* [What to do]
Only lines that contain the word "title" are to be returned from the data below.

(Records from a collection)
• • • • • • •
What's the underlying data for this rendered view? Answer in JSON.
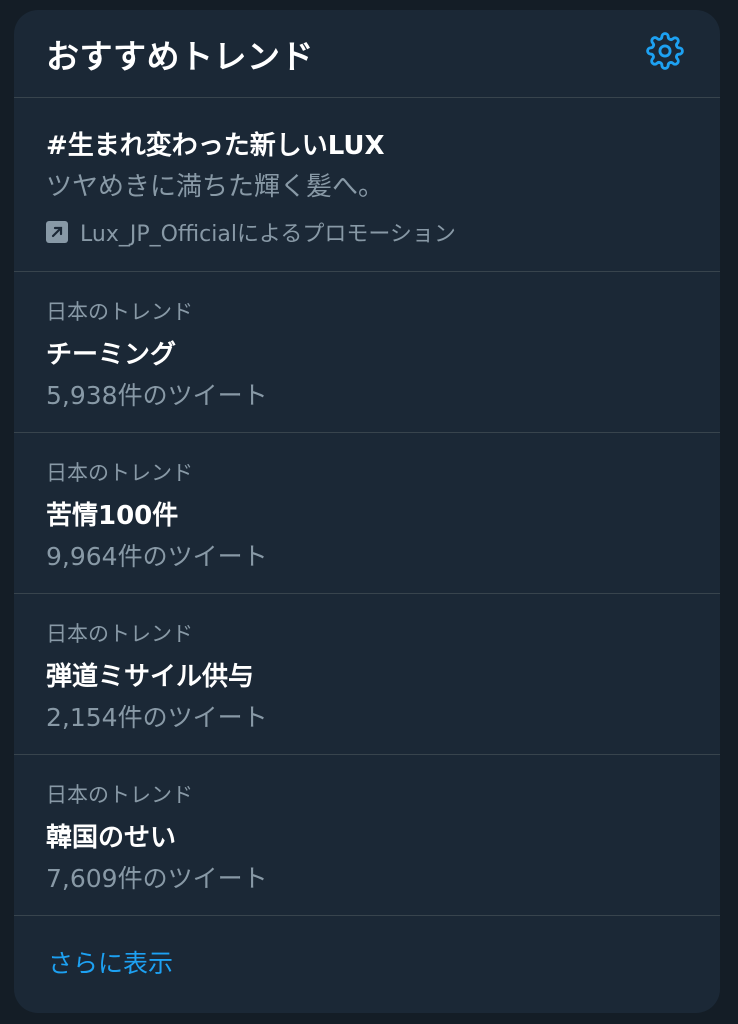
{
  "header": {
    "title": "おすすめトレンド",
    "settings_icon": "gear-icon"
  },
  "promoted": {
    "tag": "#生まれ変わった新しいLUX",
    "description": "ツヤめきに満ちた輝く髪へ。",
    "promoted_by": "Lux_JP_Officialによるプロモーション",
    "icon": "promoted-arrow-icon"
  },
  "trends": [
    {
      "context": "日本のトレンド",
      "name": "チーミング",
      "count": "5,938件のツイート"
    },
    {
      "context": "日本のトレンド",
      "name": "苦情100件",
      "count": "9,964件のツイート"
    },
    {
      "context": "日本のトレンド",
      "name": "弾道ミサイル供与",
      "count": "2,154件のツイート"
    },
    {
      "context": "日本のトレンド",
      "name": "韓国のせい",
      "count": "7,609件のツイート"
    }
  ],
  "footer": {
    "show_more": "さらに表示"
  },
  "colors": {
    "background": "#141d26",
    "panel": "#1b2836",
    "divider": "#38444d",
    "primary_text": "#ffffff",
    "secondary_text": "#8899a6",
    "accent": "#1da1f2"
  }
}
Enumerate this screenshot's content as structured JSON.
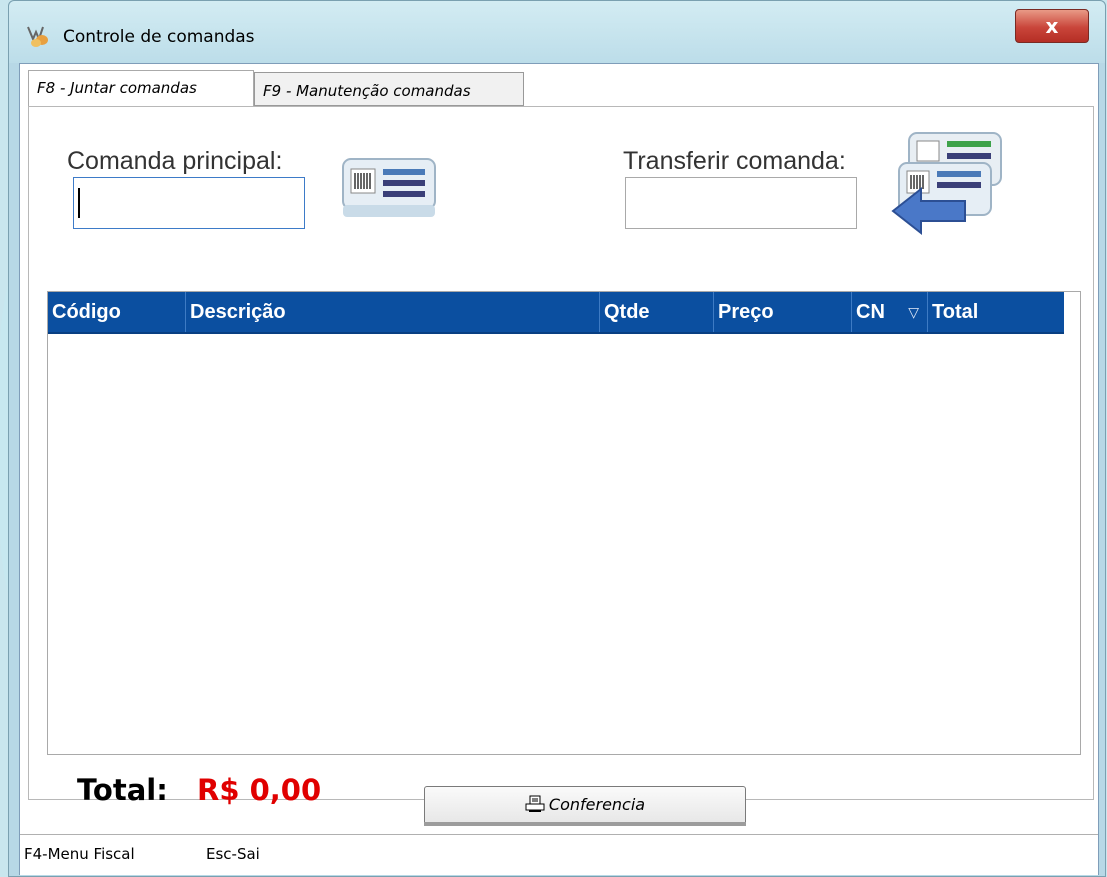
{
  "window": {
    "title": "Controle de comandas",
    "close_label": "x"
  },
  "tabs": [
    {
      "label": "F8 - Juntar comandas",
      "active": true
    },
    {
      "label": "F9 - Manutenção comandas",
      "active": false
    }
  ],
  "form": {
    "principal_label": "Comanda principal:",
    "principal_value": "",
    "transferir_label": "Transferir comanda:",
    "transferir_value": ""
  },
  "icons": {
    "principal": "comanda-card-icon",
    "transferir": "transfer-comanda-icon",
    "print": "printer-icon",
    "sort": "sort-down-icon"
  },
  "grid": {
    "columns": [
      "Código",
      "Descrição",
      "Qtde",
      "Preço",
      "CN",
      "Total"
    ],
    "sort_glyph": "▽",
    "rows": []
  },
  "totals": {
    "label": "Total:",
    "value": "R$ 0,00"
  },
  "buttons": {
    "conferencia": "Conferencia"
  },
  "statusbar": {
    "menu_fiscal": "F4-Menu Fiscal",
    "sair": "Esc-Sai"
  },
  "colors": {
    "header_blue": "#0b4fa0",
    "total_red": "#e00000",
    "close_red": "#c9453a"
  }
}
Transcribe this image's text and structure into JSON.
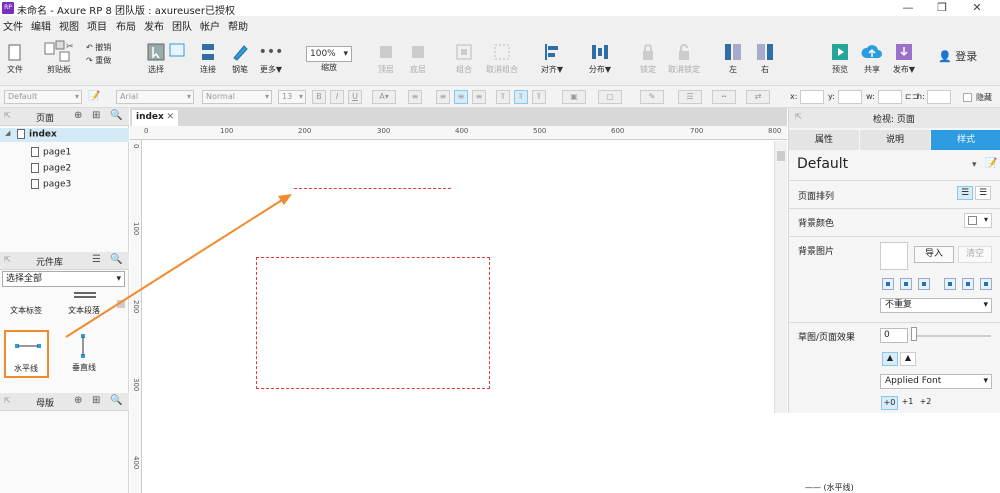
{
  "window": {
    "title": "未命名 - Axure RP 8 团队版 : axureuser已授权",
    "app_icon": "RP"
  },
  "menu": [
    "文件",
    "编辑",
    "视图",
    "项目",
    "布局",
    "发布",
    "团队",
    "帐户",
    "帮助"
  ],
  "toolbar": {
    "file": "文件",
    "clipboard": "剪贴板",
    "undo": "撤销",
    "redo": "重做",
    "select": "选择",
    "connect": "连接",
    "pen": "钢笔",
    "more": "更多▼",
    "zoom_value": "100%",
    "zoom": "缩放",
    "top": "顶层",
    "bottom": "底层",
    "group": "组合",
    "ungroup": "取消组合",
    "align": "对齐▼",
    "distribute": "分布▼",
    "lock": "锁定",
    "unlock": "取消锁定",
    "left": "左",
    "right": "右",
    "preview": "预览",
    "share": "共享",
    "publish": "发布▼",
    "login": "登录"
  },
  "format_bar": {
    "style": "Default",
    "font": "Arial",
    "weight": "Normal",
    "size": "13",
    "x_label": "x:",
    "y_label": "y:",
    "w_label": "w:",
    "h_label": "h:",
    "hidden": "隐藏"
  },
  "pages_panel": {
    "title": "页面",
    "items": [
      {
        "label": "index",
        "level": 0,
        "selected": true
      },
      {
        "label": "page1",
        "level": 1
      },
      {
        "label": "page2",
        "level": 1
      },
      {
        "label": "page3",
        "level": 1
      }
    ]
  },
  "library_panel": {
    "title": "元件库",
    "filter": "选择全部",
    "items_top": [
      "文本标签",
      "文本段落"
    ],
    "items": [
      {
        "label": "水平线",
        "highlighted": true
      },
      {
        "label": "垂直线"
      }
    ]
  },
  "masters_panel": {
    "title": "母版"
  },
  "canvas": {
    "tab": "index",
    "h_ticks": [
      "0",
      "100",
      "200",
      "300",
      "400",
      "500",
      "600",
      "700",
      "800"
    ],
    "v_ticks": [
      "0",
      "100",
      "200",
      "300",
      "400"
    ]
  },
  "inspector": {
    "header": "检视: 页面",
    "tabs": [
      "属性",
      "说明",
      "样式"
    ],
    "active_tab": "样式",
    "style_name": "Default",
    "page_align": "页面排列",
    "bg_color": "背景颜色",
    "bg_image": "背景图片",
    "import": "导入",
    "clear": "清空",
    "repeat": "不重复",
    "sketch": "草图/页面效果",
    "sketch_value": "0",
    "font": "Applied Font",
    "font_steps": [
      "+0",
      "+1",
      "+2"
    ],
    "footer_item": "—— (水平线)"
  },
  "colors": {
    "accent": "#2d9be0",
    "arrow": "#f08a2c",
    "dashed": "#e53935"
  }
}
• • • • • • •
* [Answer for the task]
    "title": "おすすめトレンド",
    "title": "Controle de comandas",
    "title": "未命名 - Axure RP 8 团队版 : axureuser已授权",
    "title": "页面",
    "title": "元件库",
    "title": "母版"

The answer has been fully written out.